The music by Brian Tyler was one of the things that helped me stay conscious for the film's duration. It's certainly a highlight, and consists of upbeat brass jazz music with quite a bit of bongo thrown in. If the DVD had a music-only track, I'd be tempted to actually put it back in my player again.
The surround speakers are much more active than I'd expected for a dialogue-driven comedy. We get excellent immersive sound whenever the score kicks in (such as 18:48), as well as the very rare gunshots (14:10), ambient sounds (31:40), and voices from people behind us.
Right from the first two minutes of the film we get good use of the subwoofer (and the surrounds). Although not an action film with explosions and earthquakes, the .1 channel really helps out with all engine sounds (19:13) and the bass of the music.
|Surround Channel Use|
Trailer for the movie presented in Dolby Digital 2.0, with an aspect ratio of 1.85:1 and 16x9 enhanced.
As the heading says. It sure beats the City trailer.
You know that really annoying Movie World trailer that gets shown before films at the cinema? Well, they have now seen fit to inflict it upon us via DVD as well. At least you can skip it on a DVD, unlike at the movies.
NOTE: To view non-R4 releases, your equipment needs to be multi-zone compatible and usually also NTSC compatible.
At the time of writing, Plan B is only available in Regions 2 and 4. Why anyone would want to buy this disc is beyond me, but there doesn't appear to be anything extra on the Region 2 edition to make it worth importing.
An idea that could have worked, but it is executed poorly with very few redeeming features. The main problem is a lead character that makes fingernails on a chalkboard seem soothing.
The video transfer is very nice indeed.
The audio is also very good.
The only real extra is a theatrical trailer.
|DVD||Omni 3600, using RGB output|
|Display||Sony 1252QM CRT Projector, 250cm custom built 16x9 matte screen. Calibrated with Ultimate DVD Platinum. This display device is 16x9 capable.|

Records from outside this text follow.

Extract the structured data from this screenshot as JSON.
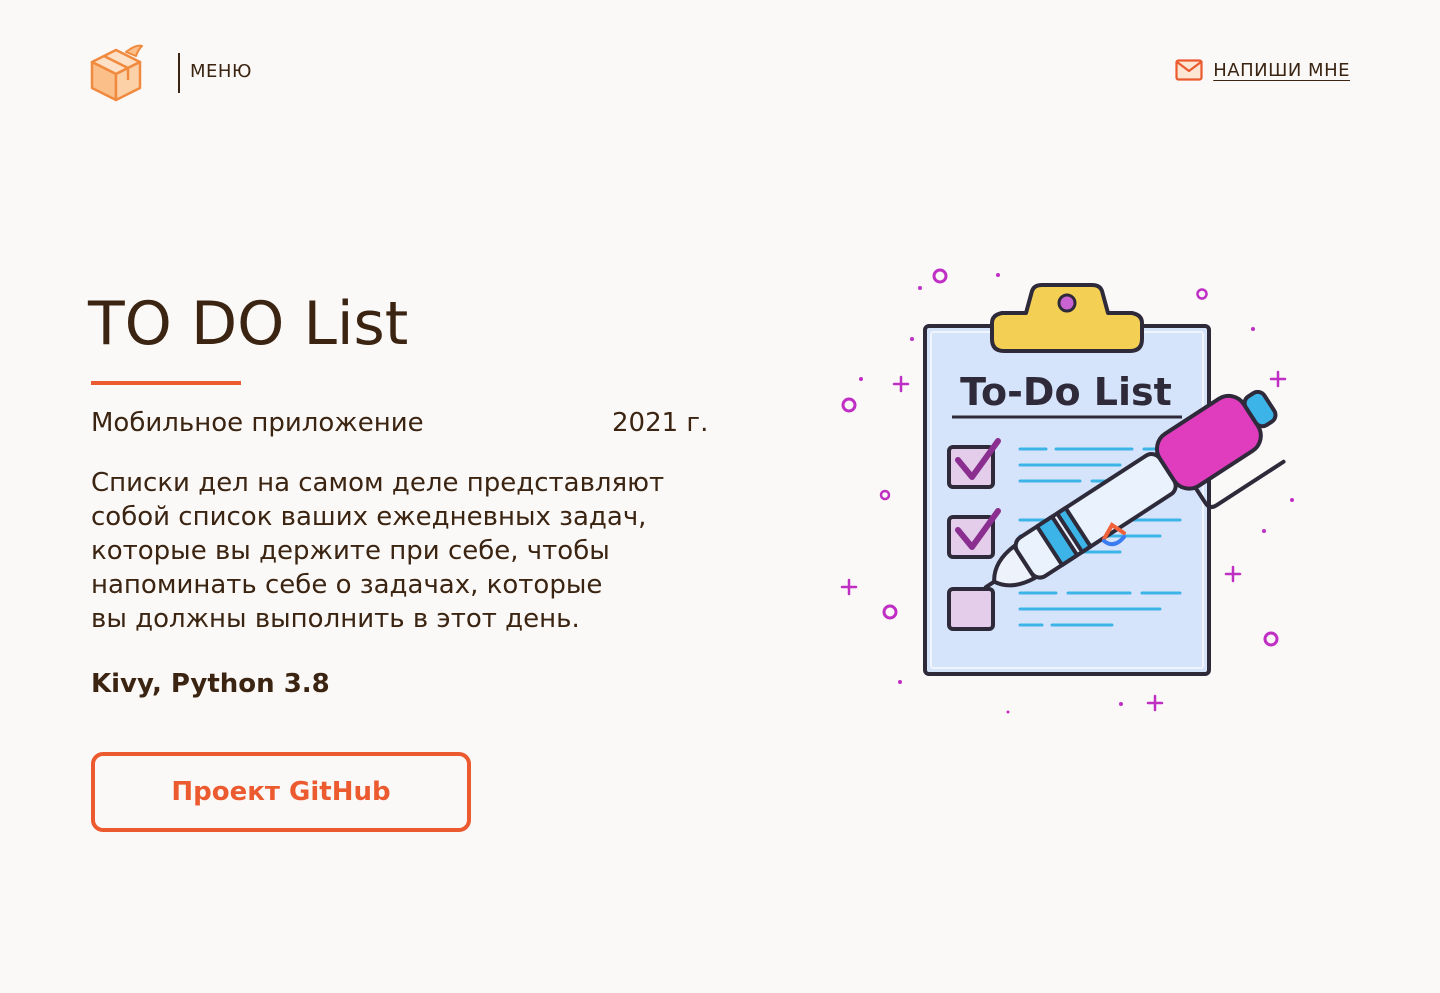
{
  "header": {
    "menu_label": "МЕНЮ",
    "contact_label": "НАПИШИ МНЕ"
  },
  "project": {
    "title": "TO DO List",
    "type": "Мобильное приложение",
    "year": "2021 г.",
    "description_lines": [
      "Списки дел на самом деле представляют",
      "собой список ваших ежедневных задач,",
      "которые вы держите при себе, чтобы",
      "напоминать себе о задачах, которые",
      "вы должны выполнить в этот день."
    ],
    "stack": "Kivy, Python 3.8",
    "cta_label": "Проект GitHub"
  },
  "illustration": {
    "heading": "To-Do List"
  },
  "colors": {
    "background": "#fbf9f7",
    "text": "#3b2411",
    "accent": "#ec5a2f",
    "clipboard_fill": "#d6e4fb",
    "marker_pink": "#e03cbe",
    "clip_yellow": "#f3cf54",
    "check_purple": "#8a2f8f"
  },
  "icons": [
    "box-logo-icon",
    "mail-icon"
  ]
}
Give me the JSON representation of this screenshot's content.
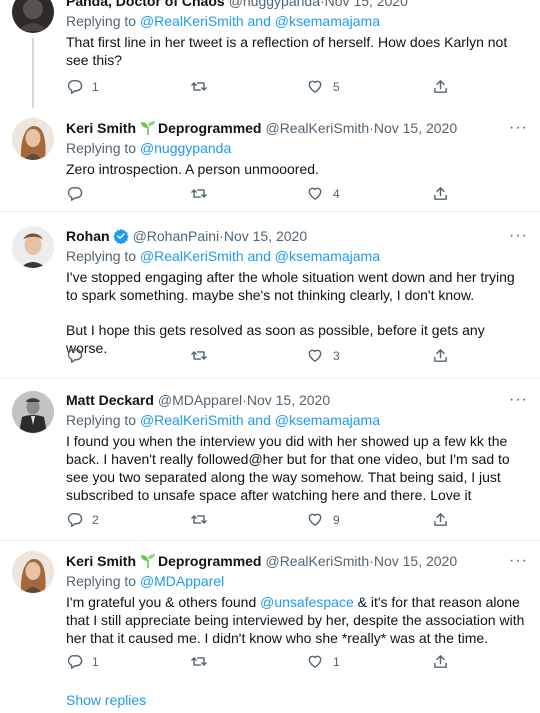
{
  "tweets": [
    {
      "name": "Panda, Doctor of Chaos",
      "handle": "@nuggypanda",
      "date": "Nov 15, 2020",
      "replying_prefix": "Replying to",
      "replying_to": "@RealKeriSmith and @ksemamajama",
      "text": [
        "That first line in her tweet is a reflection of herself. How does Karlyn not see this?"
      ],
      "replies": "1",
      "retweets": "",
      "likes": "5"
    },
    {
      "name": "Keri Smith",
      "badge_text": "Deprogrammed",
      "handle": "@RealKeriSmith",
      "date": "Nov 15, 2020",
      "replying_prefix": "Replying to",
      "replying_to": "@nuggypanda",
      "text": [
        "Zero introspection. A person unmooored."
      ],
      "replies": "",
      "retweets": "",
      "likes": "4"
    },
    {
      "name": "Rohan",
      "handle": "@RohanPaini",
      "date": "Nov 15, 2020",
      "replying_prefix": "Replying to",
      "replying_to": "@RealKeriSmith and @ksemamajama",
      "text": [
        "I've stopped engaging after the whole situation went down and her trying to spark something. maybe she's not thinking clearly, I don't know.",
        "But I hope this gets resolved as soon as possible, before it gets any worse."
      ],
      "replies": "",
      "retweets": "",
      "likes": "3"
    },
    {
      "name": "Matt Deckard",
      "handle": "@MDApparel",
      "date": "Nov 15, 2020",
      "replying_prefix": "Replying to",
      "replying_to": "@RealKeriSmith and @ksemamajama",
      "text": [
        "I found you when the interview you did with her showed up a few kk the back. I haven't really followed@her but for that one video, but I'm sad to see you two separated along the way somehow. That being said, I just subscribed to unsafe space after watching here and there. Love it"
      ],
      "replies": "2",
      "retweets": "",
      "likes": "9"
    },
    {
      "name": "Keri Smith",
      "badge_text": "Deprogrammed",
      "handle": "@RealKeriSmith",
      "date": "Nov 15, 2020",
      "replying_prefix": "Replying to",
      "replying_to": "@MDApparel",
      "text_before": "I'm grateful you & others found ",
      "text_link": "@unsafespace",
      "text_after": " & it's for that reason alone that I still appreciate being interviewed by her, despite the association with her that it caused me. I didn't know who she *really* was at the time.",
      "replies": "1",
      "retweets": "",
      "likes": "1"
    }
  ],
  "separator": " · ",
  "more_label": "···",
  "show_replies": "Show replies",
  "colors": {
    "link": "#1d9bf0",
    "secondary": "#536471",
    "border": "#eff3f4",
    "verified": "#1d9bf0",
    "sprout": "#6cc24a"
  }
}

|Audio Decoder||Built in to amplifier/receiver.|
|Amplification||Onkyo TX-DS797- THX Select|
|Speakers||Accusound ES-55 Speaker set, Welling WS12 Subwoofer|